Created by the Paperwork Reduction Act of 1980, OIRA derives its authority from that law, the Information Quality Act, and Executive Order (EO) 12866. This order, issued under President Clinton in 1993, requires a cost-benefit analysis to be performed on any “economically significant” regulatory action, generally meaning the regulation has an estimated economic impact of over $100 million. However, this is not the limit of OIRA’s regulatory authority. Every year, it reviews between 500 and 700 regulations, with only around 10 percent of those being “economically significant.”
These reviews can take many different forms, but there is no doubt that OIRA “can play a significant—if not determinative—role in the rulemaking process for most federal agencies.” As a part of the EOP, one function of OIRA is to ensure that all regulations coming out of the administration reflect the preferred methods and goals of the administration. It was President George W. Bush who restored OIRA to this “gatekeeper” role as envisioned under President Reagan. Meanwhile, from 1993 onward, OIRA has also conducted cost-benefit analyses that play a crucial role in regulatory decision making.
As a part of OMB, OIRA also serves an important coordinating function for the executive branch. Managing the Circular A-4, OIRA regularly issues guidance to agencies “on the development of regulatory analysis as required under Section 6(a)(3)(c) of [EO] 12866,” to ensure statutory compliance and best practices. It also promulgates guidance on information quality guidelines and good guidance practices. Since much of the work of the administrative state takes place behind closed doors, OIRA’s guidance serves to ensure that agencies are using the best information possible to make regulatory decisions.

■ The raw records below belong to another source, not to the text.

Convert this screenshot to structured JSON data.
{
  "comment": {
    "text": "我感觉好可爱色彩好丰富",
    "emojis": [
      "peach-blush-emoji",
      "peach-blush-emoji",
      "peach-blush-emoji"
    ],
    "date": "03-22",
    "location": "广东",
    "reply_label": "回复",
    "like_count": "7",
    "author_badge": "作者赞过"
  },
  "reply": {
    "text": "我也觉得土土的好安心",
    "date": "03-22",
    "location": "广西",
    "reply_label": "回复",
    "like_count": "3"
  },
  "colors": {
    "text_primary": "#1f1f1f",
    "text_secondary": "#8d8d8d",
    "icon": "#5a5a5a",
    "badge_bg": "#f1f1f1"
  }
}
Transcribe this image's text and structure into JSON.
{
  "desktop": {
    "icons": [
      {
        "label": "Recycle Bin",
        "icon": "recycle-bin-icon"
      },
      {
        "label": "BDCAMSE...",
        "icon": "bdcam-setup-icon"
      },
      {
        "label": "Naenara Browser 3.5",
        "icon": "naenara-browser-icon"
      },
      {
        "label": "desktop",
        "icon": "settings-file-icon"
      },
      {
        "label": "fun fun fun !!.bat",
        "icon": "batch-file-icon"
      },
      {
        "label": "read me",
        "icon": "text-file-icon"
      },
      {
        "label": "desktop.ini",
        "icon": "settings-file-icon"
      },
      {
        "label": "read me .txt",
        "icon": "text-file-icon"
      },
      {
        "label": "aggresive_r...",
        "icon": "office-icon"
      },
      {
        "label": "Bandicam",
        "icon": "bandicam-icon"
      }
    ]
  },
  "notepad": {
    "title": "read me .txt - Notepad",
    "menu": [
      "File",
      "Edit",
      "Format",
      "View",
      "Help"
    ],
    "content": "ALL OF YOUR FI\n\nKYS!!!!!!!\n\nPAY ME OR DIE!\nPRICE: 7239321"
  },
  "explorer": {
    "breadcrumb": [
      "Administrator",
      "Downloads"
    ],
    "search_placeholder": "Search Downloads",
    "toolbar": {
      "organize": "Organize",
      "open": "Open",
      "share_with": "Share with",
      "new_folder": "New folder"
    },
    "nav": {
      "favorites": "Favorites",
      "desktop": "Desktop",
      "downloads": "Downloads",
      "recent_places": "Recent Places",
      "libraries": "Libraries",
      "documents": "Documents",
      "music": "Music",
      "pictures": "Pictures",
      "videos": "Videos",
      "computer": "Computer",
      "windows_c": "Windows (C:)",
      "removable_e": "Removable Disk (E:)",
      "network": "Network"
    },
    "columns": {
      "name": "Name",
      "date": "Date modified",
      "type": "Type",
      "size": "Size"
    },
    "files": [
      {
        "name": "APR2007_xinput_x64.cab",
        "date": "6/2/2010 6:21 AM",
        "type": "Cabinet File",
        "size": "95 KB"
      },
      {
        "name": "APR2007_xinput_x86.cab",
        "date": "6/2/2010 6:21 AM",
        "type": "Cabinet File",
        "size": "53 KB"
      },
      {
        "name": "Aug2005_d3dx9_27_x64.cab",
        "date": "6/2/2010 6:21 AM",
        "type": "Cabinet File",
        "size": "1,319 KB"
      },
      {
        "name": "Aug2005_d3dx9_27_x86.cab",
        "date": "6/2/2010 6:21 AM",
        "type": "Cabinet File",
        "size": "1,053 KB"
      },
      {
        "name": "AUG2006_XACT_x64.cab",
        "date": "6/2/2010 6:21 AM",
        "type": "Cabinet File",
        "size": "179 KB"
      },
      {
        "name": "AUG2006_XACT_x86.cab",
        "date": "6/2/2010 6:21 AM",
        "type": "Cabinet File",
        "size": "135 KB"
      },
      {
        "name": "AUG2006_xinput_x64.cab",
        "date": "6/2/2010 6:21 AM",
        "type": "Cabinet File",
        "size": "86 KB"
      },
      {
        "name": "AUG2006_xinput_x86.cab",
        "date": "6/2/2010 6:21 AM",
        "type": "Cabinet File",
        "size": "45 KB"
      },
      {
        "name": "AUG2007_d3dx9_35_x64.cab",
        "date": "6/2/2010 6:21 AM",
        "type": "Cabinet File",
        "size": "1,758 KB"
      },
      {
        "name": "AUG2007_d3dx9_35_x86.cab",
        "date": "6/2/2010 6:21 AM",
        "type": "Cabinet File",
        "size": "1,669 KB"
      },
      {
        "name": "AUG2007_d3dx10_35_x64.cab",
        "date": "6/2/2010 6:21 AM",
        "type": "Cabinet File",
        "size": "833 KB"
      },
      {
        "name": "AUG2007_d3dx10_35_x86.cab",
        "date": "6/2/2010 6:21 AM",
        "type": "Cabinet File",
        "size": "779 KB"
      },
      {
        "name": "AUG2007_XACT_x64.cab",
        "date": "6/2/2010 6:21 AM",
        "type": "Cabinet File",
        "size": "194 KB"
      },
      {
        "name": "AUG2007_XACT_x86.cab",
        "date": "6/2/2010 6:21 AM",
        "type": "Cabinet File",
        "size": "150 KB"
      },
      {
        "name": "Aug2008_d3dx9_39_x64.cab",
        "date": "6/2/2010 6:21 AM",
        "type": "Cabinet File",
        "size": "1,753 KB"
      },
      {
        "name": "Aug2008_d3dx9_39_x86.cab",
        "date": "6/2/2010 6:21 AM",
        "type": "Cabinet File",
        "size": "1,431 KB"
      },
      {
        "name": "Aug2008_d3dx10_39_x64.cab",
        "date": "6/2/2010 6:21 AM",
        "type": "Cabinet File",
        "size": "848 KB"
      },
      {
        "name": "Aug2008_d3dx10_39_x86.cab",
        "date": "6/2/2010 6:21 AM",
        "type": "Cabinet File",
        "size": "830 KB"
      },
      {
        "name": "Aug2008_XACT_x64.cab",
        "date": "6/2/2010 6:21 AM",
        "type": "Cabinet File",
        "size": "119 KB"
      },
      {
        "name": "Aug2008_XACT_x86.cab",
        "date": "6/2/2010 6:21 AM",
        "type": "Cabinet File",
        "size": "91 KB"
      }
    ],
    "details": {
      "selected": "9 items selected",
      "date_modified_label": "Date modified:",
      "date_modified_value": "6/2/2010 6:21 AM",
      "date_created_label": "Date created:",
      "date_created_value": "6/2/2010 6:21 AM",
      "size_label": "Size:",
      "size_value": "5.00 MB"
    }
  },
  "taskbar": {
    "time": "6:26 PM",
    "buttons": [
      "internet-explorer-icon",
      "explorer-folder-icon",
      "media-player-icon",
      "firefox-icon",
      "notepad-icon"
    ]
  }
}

Given that OIRA is such an important piece of our regulatory framework, it is somewhat astonishing that it is so unknown. As the “gatekeepers” of the regulatory state, it is tasked with the impossible duty of ensuring the administrative state remains within the bounds that Congress has set for it. If we are to roll back the abuses that we are seeing at the hands of overreaching federal agencies, strengthening “gatekeeper” agencies like OIRA is a simple, yet effective place to start. One of the best things we can do to push back against the regulatory state is to provide these “gatekeepers” the support it needs.